Shrimp allergies put patients at danger, and symptoms from an allergic reaction to shrimp can be just as severe as those from exercise-induced anaphylactic reactions. Ayuso R, Reese G, and Lehrer S. Review of seafood allergies and sensitivities
Why can I eat crab without getting sick?
Can you have an allergy to crab but not shrimp? It is conceivable, yes. However, the majority of persons who have a shellfish allergy also have allergies to other species of shellfish from the same class. Due to their shared shellfish ancestry (both crab and shrimp are crustaceans), most people are allergic to both.
How can you tell if you have a shrimp allergy?
More adults and teenagers than small children have allergies to fish and shellfish. One in 100 persons are said to be allergic to shellfish.
Scaly fish, shellfish, mollusks (including oysters, mussels, and squid), and crustaceans are the sorts of seafood that might trigger allergies (such as prawns, crayfish and yabbies).
Fish and shellfish allergies can cause a variety of symptoms, from minor reactions to life-threatening allergic reactions (anaphylaxis). The most typical sign is raised, red skin pimples (hives). Other signs include asthma, breathing issues, cramping, nausea, and vomiting.
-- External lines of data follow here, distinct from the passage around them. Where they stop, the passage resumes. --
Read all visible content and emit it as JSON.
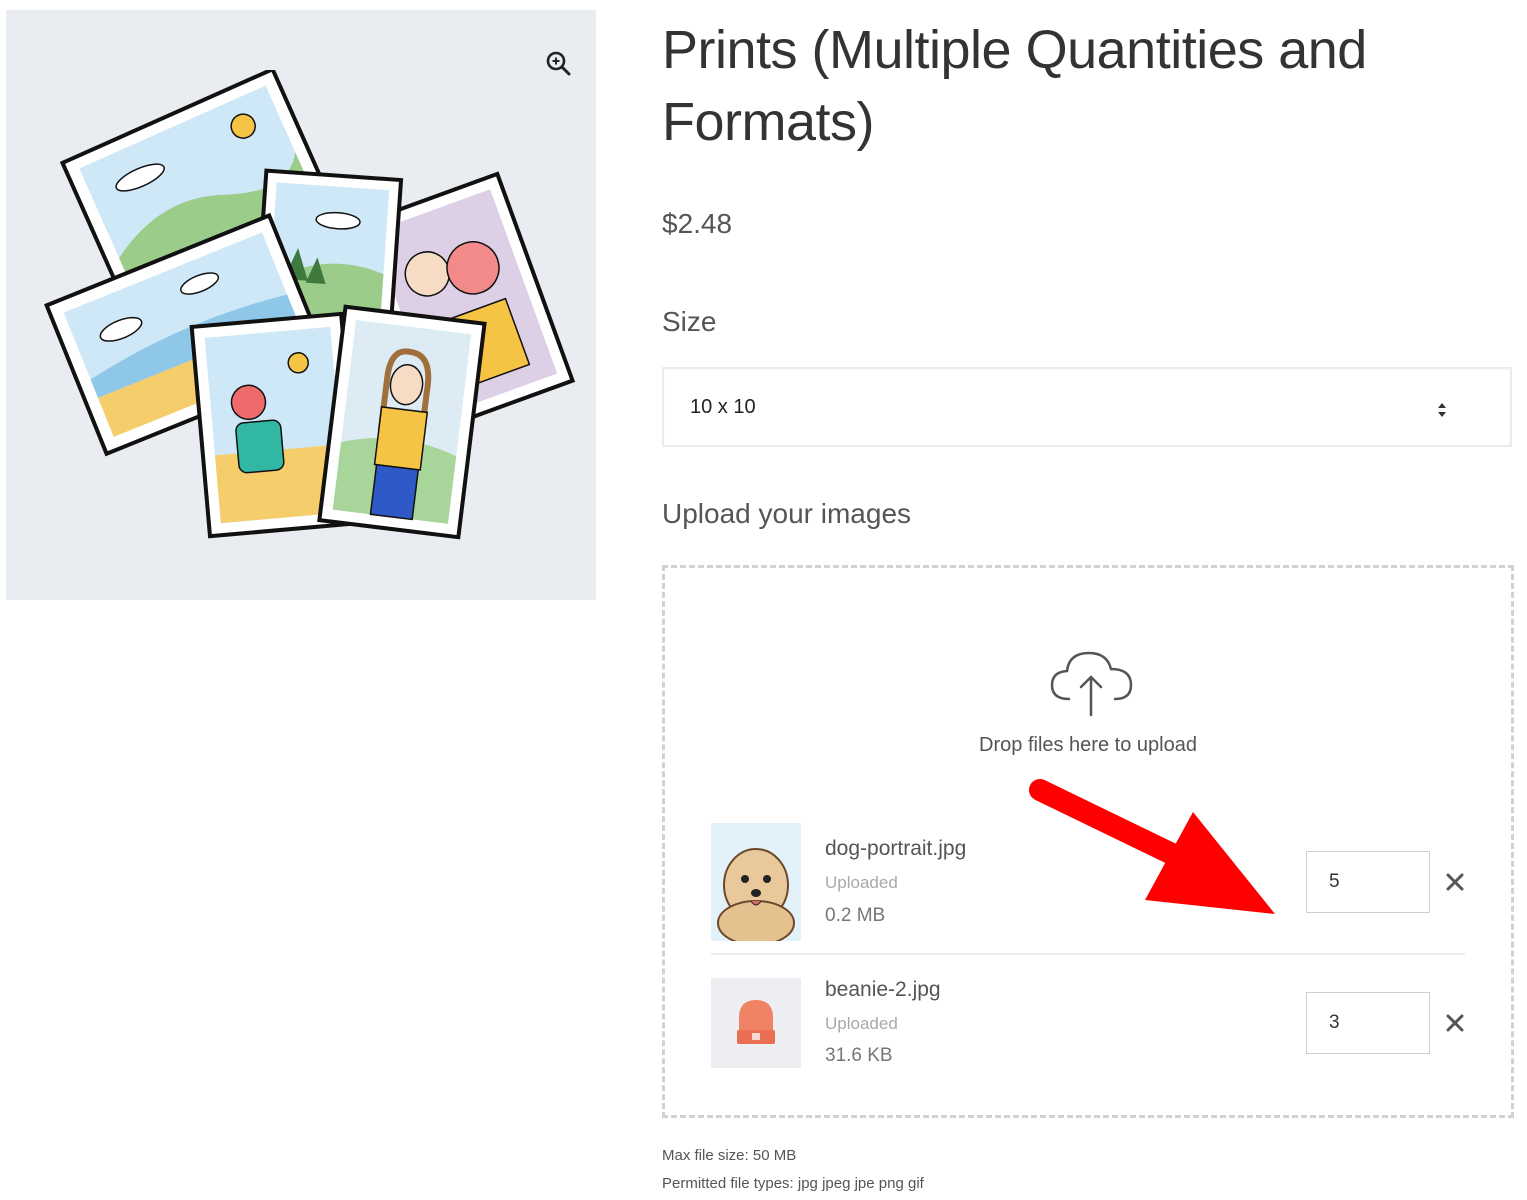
{
  "product": {
    "title": "Prints (Multiple Quantities and Formats)",
    "price": "$2.48"
  },
  "gallery": {
    "zoom_icon": "zoom-in-icon",
    "image_subject": "illustration-of-scattered-photo-prints"
  },
  "size": {
    "label": "Size",
    "selected": "10 x 10"
  },
  "upload": {
    "label": "Upload your images",
    "drop_text": "Drop files here to upload",
    "cloud_icon": "cloud-upload-icon",
    "files": [
      {
        "name": "dog-portrait.jpg",
        "status": "Uploaded",
        "size": "0.2 MB",
        "quantity": "5"
      },
      {
        "name": "beanie-2.jpg",
        "status": "Uploaded",
        "size": "31.6 KB",
        "quantity": "3"
      }
    ],
    "max_file_size": "Max file size: 50 MB",
    "permitted_types": "Permitted file types: jpg jpeg jpe png gif"
  },
  "annotation": {
    "arrow_color": "#ff0000"
  }
}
Avoiding all foods containing the species to which you are allergic is the best strategy to manage a shellfish or fish allergy.
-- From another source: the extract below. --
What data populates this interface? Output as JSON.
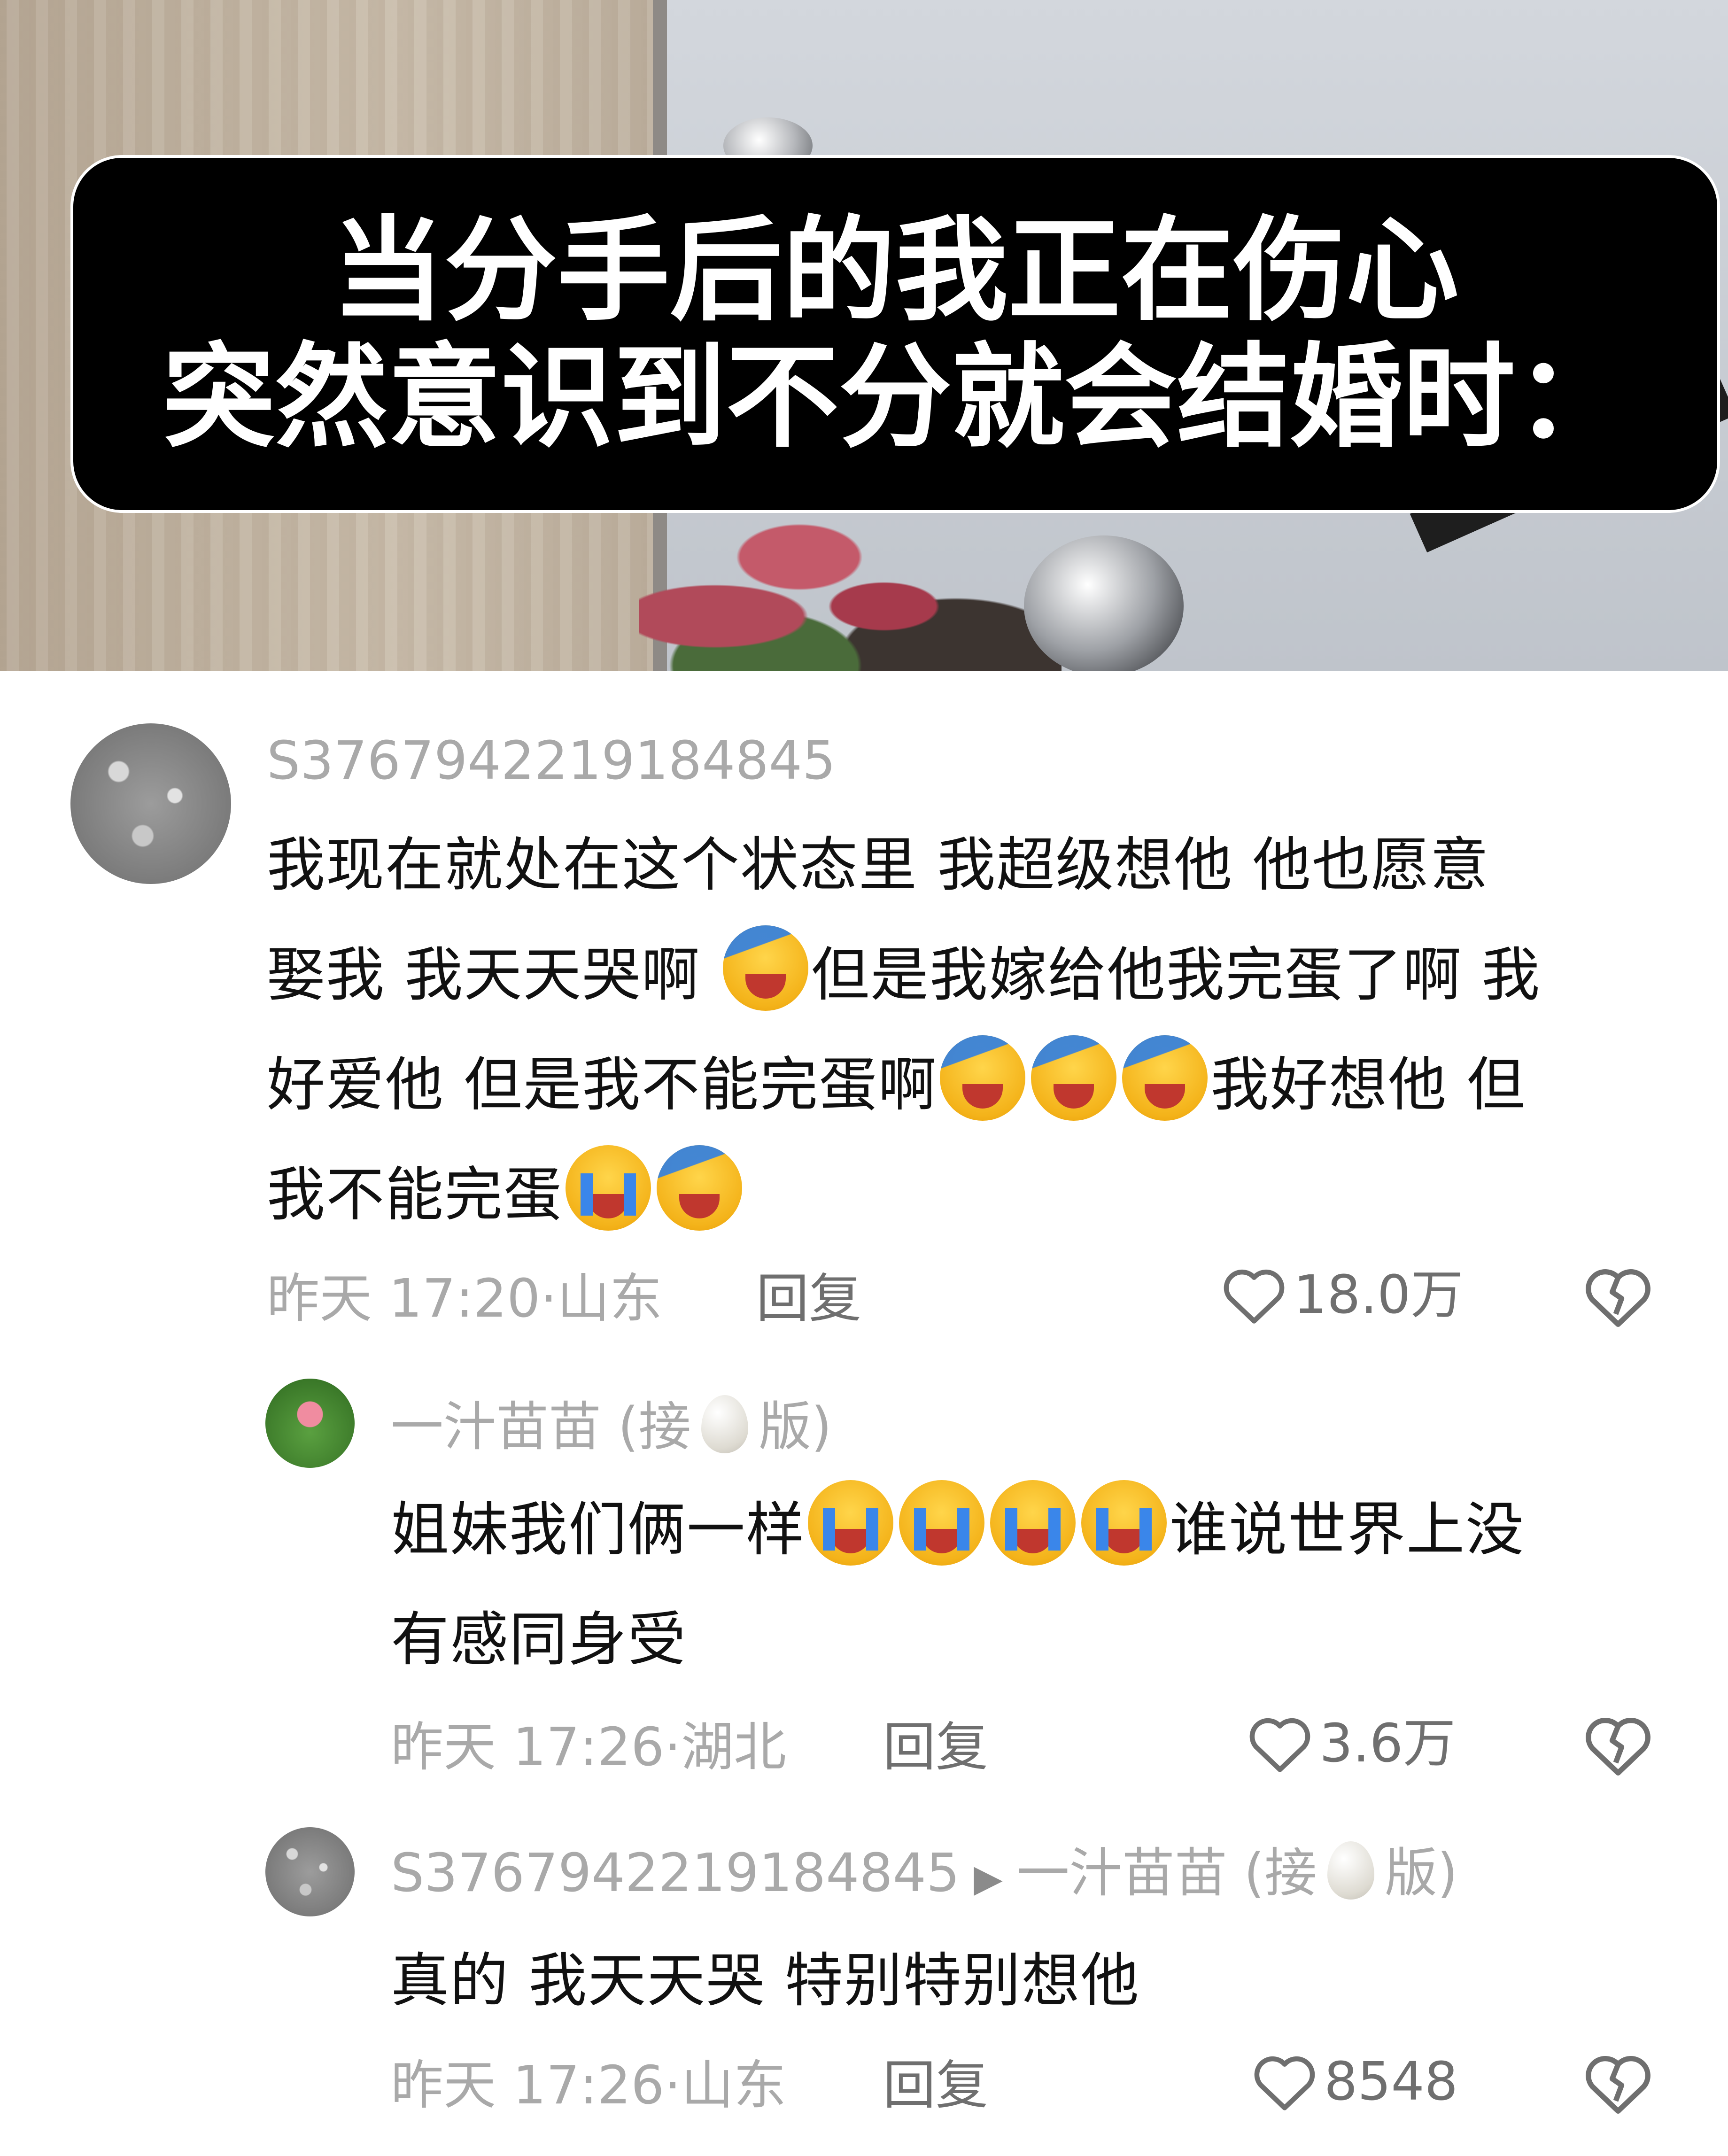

Food allergies may endanger life. Call triple zero (000) for an ambulance if you, a family member, or someone else in your care experiences a severe allergic response (anaphylaxis). Give an epinephrine (adrenaline) injection to the outer mid-thigh. The individual experiencing the reaction shouldn’t move or stand up. If there is no response after 5 minutes, more doses of adrenaline may be administered. In case of need, provide adrenaline before puffing an asthma medication.